3. Immerse yourself in Scripture.
This, for me, is how I combat worry. This year Lucas and I are reading through the Bible chronologically. (Leviticus takes some stamina, let me tell you!) I can’t tell you how good it is for the soul to have God’s Word prioritised in my daily routine – especially right now. If picking it up regularly and reading is difficult, find a plan – use the isolation to reconnect you to good habits in this way. You wont regret it. If you use YouVersion you can choose to listen instead of read, which sometimes I do while I’m walking the dogs. There are so many times that, as I’m listening or reading, I can sense him speaking to me through the stories and situations on the pages. Scripture is not irrelevant! It speaks into our every moment, if we’re prepared to attune our ears.
4. Converse with the Almighty.
In my nightly 3-4am awake times, I pray.
“God… I don’t even have the words or the questions right now. I’m too tired. Would you have mercy?”
That was my prayer last night. Then I just asked for his presence and said his name over and again and uttered a few inane things. It wasn’t articulate. It possibly wasn’t even coherent. He’s near. I just forget it too often. Speaking to him, listening to him reminds me he’s near.
5. Resist the devil.

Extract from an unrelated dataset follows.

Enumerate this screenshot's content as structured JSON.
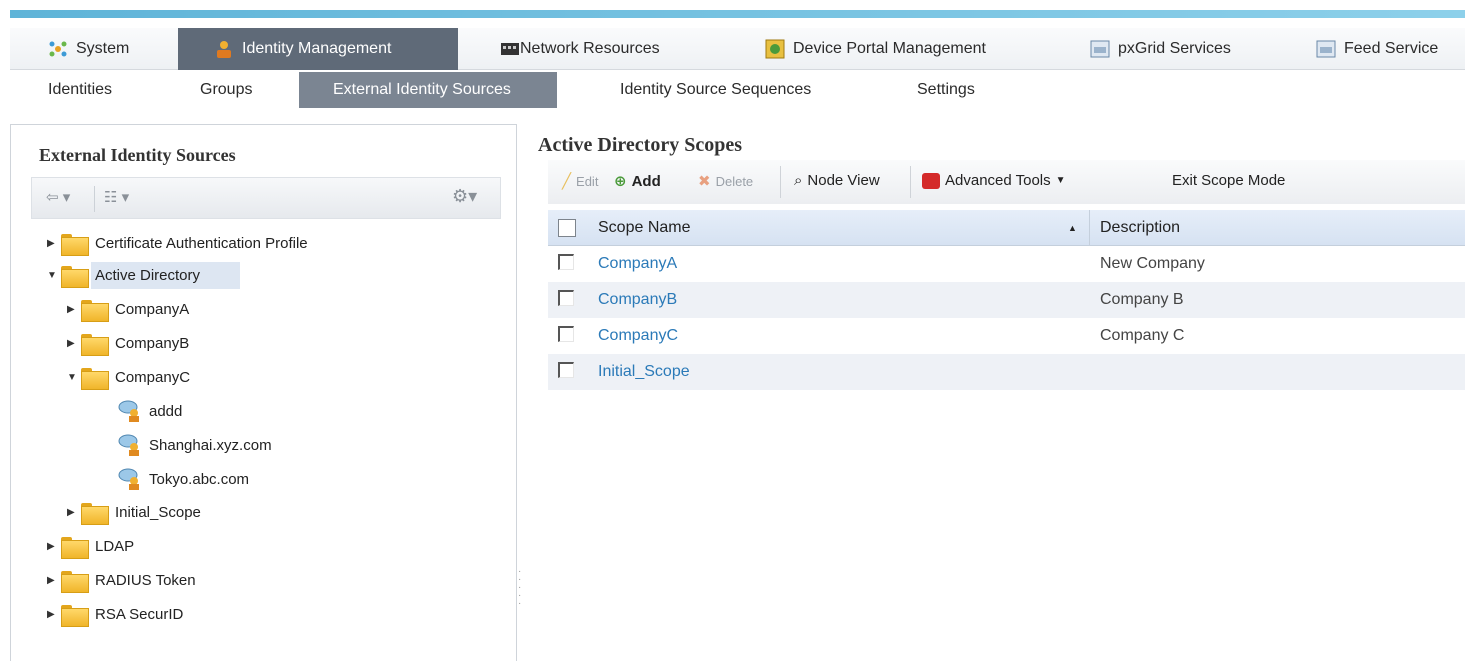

Some will recoil with this, but I don’t really care. The reality is that God is not a propagator of worry. He just isn’t. And as it’s used as a tool to control us and steer us from trusting him, it doesn’t take a lot of brain-power to realise that worry is from the pit of hell. So you know what? Rebuke it. Reject it. Renounce it. ‘I do not accept these anxious thoughts and command them to be gone from my mind – over which I am in control.’ Resist the devil and he will flee from you.*
6. Focus on others.
If there’s one sure-fire way to cure worry, it’s to focus your attention on alleviating the worry of others. This is the most important time for us to put our faith into action when it comes to generosity. Our wider community needs God’s people now, more than ever. And to see what counter-cultural faith in action looks like.
Jesus said not to worry about clothes or food. I suspect he’d add toilet paper and hand-sanitizer to that list today. Here’s a truth: God is a provider, and he loves a generous heart. When we go out of our way to represent his generosity and character to people he loves, in his name, that’s something he will honour. Here’s the thing though – generosity and sacrifice comes before provision… not the other way around. Who’s he asking you to bless today? Do it sacrificially and then watch his provision flow back to you because you honoured him. This is where the rubber of faith hits the road.
Do not be anxious about anything, but in every situation, by prayer and petition, with thanksgiving, present your requests to God. And the peace of God, which transcends all understanding, will guard your hearts and your minds in Christ Jesus.**